The signs — with “OK” written on one side, and “HELP” written on the other — are being offered for free to residents to use after an emergency.

A resident can put the sign in a front window to help emergency responders tasked with checking on residents door-to-door after an earthquake, tsunami or winter storm.

From Brian J. Boquist, Oregon State SenatorSenator Brian Boquist

Folks,

Annual sessions has meant quarterly Legislative Days. The law says after tomorrow, State Legislators cannot update or contact citizens via email directly from their offices until after the General Election.  It is called a blackout period.


Given my September legislative days are dedicated to hearings on the State’s level of emergency preparedness, I am reaching out to all the citizens in our outreach data base to update you now given the variety or recent disasters, and our nation’s lack of preparation.


Why you might ask?

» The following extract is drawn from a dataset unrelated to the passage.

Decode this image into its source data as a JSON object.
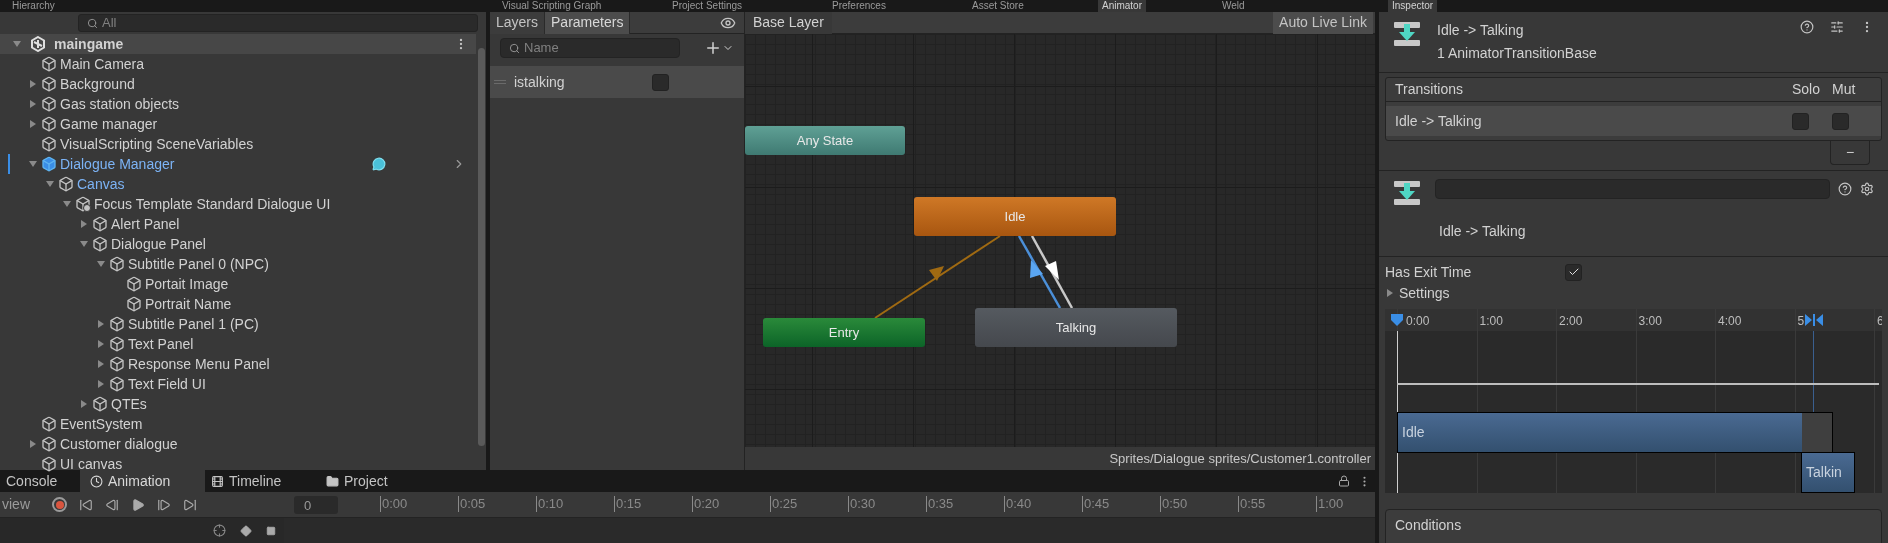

Simple.  The State and Federal Government are not prepared for a major catastrophic emergency in the Northwest.  We will likely never be prepared thus YOU and your Community must prepare yourselves.  Whether it is a Cascadia earthquake, tsunami, volcano, pandemic, terrorist attack, or grid overload does not matter.  In almost every single potential event, the power grid is down for weeks if not months.  Besides power outage it means communications is out, your cell phone goes dead the first day, potable water stops flowing, sewage is no longer pumped, there is no power to pump fuel into any vehicles, there are no grocery stores, bridge failures in many events will ‘island’ several million Oregonians for multiple weeks if not months.  Prepare for at least a month.

 

Ready Campaign

Don't Wait. Communicate.

Events like the recent flooding in Louisiana, Hurricane Hermine approaching Florida, and Hurricane Lester in the Gulf remind us that weather can change at a moment’s notice.

Disasters don’t always occur when we are together with our family and friends, and so it’s important to take time now to plan what you will do in an emergency.  It only takes a few minutes to talk through the greatest risks that can affect where you live, work or go to school.  

This September and throughout the year here are few actions you can take to get started: